Espruino on RAK8212: Accessing the NB-IoT (NB1) modem

This blog post ist about how to communicate with the NB-IoT (NB1) modem on the Quectel BG96 module, and play around with some interesting AT commands, revealing information about the NB-IoT radio network and the provider.

The Nordic nRF52832 microcontroller on the RAK8212 board only has one hardware UART, which is many cases (like this case) is used to create a serial connection with components on the BG96 module. For this reason, you should not interface with the RAK8212 board using a serial connection over the USB cable, because if you do, your serial connection will go away as soon as the nRF52’s (single) UART is switched to establish this board-internal serial communication. However, the Espruino firmware is able to emulate a serial port over Bluetooth Low Enery (BLE) by software. Either your notebook or PC is already equipped with BLE communication, our you can get yourself a small BLE dongle for the USB port.

Please check the section “Requirements” on this Espruino page for more information about BLE:

I am using the Native Espruino IDE.

You can find some initial code for modem testing here:

We will use a slightly adapted code:

/* Example how to interface the modem using the "iTracker" and "AT" module. */

var at;
console.log("Connecting Cellular Modem ...");
require("iTracker").setCellOn(true, function (usart) {
  console.log("Cellular Modem connected.");
  at = require("AT").connect(usart);


function sendAtCommand(command) {
  var data = "";
  at.cmd(command + "\r\n", 1000, function cb(d) {
    if (d === undefined || d == "ERROR") {
      console.log("Error:", d);
    } else if (d == "OK") {
    else {
      data += (data ? "\n" : "") + d;
      return cb;

In the Espruino IDE, just connect to your RAK8212 module via Bluetooth LE, copy and paste this code to the right side of the IDE, and press the “Send to Espruino” button to transfer this JavaScript code to the RAM of the module.

What does this code do?
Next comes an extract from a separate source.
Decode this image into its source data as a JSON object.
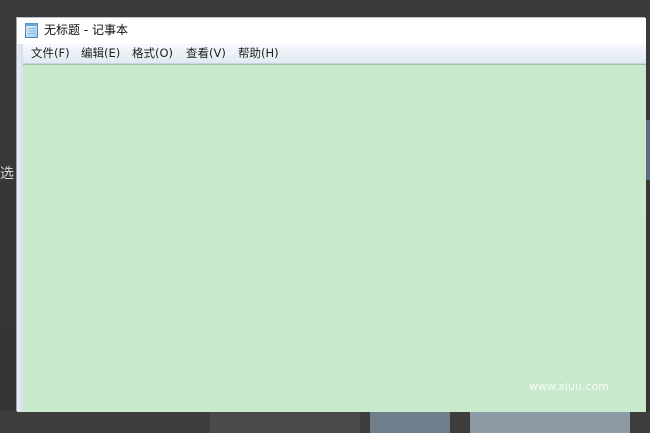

  • It internally “wires up” the nRF52’s UART with the UART of the BG96 module. For this, it uses a method of an Espruino module named “iTracker”.
  • It loads a utility module named “AT” that deals with non-blocking sending and receiving AT commands to modem-like devices over a serial line and tells this module which serial interface to use (“Serial1” on RAK8212).
  • It sends the “AT+GMR” command using the AT module and asynchronously collects the answer from the modem.

When uploading, the code will start to execute immediately and output something like

 ____                 _
|  __|___ ___ ___ _ _|_|___ ___
|  __|_ -| . |  _| | | |   | . |
|____|___|  _|_| |___|_|_|_|___|
1v99 (c) 2018 G.Williams
Espruino is Open Source. Our work is supported
only by sales of official boards and donations:
>Connecting Cellular Modem ...
Cellular Modem connected.

The AT command sent via the nRF52’s UART to the modem was “AT+GMR”.
The firmware version returned was BG96MAR02A05M1G.

A full list of AT commands of the Quectel BG96 module is publicly available. Just search for it on Quectel’s website.

One of the key advantages of Espruino is that we can use the JavaScript interpreter on the device interactively, so now let’s play around and try out some other AT commands:

Let’s use the JavaScript function sendAtCommand() to send some further AT commands:

Display Product Identification Information

Revision: BG96MAR02A05M1G



Creating a NB-IoT (NB1) connection

If you have a SIM card that allows to create NB-IoT (NB1) connections, the following sequence of AT commands can be used to check if you actually can use NB1 communication:

This example should work in Germany for Vodafone (values for 1NCE (Germany) in comment):

>sendAtCommand('AT+QCFG="band",0,0,80000,1'); // LTE Band 20 (1NCE: 80 for Band 8)
>sendAtCommand('AT+CGDCONT=1,"IP","vgesace.nb.iot"'); // "" for 1NCE
>sendAtCommand('AT+COPS=1,2,"26202",9'); // 26201 for 1NCE

It may take some minutes now for the modem to manually register at the network provider.
The modem LED should flash on-off-off-off periodically to indicate network search

With AT+CEREG?, you can check the current network registration status:

+CEREG: 2,5,"BB12","98","118F666",9

Status code 5 means that the modem has registered itself to the network in “roaming” modus. Check the specification of BG96 AT Commands for details about other status codes.
Two-byte tracking area code is “BB12”,
Four-byte E-UTRAN cell ID is “118F666”,
Access technology is LTE Cat NB1 (9).

Query some network information

+QNWINFO: "CAT-NB1","26202","LTE BAND 20",6290

So it acutally seems we have a NB1 connection using LTE Band 20.

Query the name of the registered network

+QSPN: "","Vodafone","DATA ONLY",0,"26202"

Query signal strength


+QCSQ: "CAT-NB1",80,-85,134,-6